traditional and social values that regard men as superior to women
and women as perpetual minors must be exposed as immoral with no
space in our constitutional dispensation, and in our vision of a
Secondly, men can be part of the solution, and not mainly part of
the problem. The struggle for gender equality cannot be fully won
without constructive male involvement. The majority of men in our
communities are not abusers. Therefore, men’s initiatives
that seek to fight women abuse and promote gender equality need to
We must also emphasise that breaking the silence is not a disgrace,
and women and children must speak out against abuse.
Ladies and gentlemen, the role of the mass media is very important
in this campaign. The Media Monitoring Project has already
undertaken substantial research; especially with regard to changes
in the way women and child abuse have been reported in the media
over the last seven years.
Among the positive changes reported is the shift away from
reporting cases of abuse from a male perspective, which tended to
entrench both the abuse and the victim status of women.
Other trends include greater coverage and awareness of gender-based
violence. According to the report 63% of female journalists are now
reporting on abuse as opposed to less than 5% in 1998.
There are also increases in the number of women who speak out, and
considerably more information is currently being made available

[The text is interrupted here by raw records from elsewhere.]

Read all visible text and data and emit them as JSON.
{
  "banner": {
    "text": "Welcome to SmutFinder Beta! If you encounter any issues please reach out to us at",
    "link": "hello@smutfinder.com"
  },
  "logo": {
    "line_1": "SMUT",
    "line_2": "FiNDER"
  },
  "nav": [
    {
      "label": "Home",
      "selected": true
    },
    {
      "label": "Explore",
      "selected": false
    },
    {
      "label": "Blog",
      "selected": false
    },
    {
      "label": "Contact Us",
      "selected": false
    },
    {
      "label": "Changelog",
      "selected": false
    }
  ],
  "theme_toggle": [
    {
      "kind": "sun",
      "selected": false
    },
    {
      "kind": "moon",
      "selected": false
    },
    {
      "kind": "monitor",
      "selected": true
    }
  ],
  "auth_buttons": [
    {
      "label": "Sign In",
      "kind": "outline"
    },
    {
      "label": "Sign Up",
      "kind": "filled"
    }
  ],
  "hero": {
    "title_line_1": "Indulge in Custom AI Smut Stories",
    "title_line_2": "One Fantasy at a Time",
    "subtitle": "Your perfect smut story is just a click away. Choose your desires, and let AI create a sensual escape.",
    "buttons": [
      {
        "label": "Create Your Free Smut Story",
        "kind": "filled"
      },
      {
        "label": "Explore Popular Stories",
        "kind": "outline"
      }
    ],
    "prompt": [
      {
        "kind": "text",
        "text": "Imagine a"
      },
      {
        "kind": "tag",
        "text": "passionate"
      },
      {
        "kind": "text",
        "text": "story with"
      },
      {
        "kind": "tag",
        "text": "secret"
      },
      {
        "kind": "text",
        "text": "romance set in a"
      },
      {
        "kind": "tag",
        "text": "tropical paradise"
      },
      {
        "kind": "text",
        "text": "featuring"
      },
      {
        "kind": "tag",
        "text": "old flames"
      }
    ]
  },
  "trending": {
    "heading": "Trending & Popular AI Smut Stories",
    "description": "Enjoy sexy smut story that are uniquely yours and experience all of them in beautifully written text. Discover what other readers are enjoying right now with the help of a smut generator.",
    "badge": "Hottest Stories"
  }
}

about victims, aid organisations, guidelines and advice about
coping with abuse. We acknowledge the positive contribution of the
mass media in this campaign.
The challenge for the media, in this regard, as with all of us, is
to sustain the high level of reporting of gender-based violence
beyond the 16 Days, using the levels of the campaign as the
Finally, let us remember that the family is the most important
institution in our society. Peace in our families and communities
can only be fully sustained if women and children are not abused,
if they live in a caring and loving environment in which they can
develop and thrive.
Once again, congratulations to all the organisers and co-ordinators
in government and civil society. This has been a highly impressive
and very effective campaign. We also congratulate all South
Africans for such dedication and commitment.
I wish you all a new year filled with joy, success and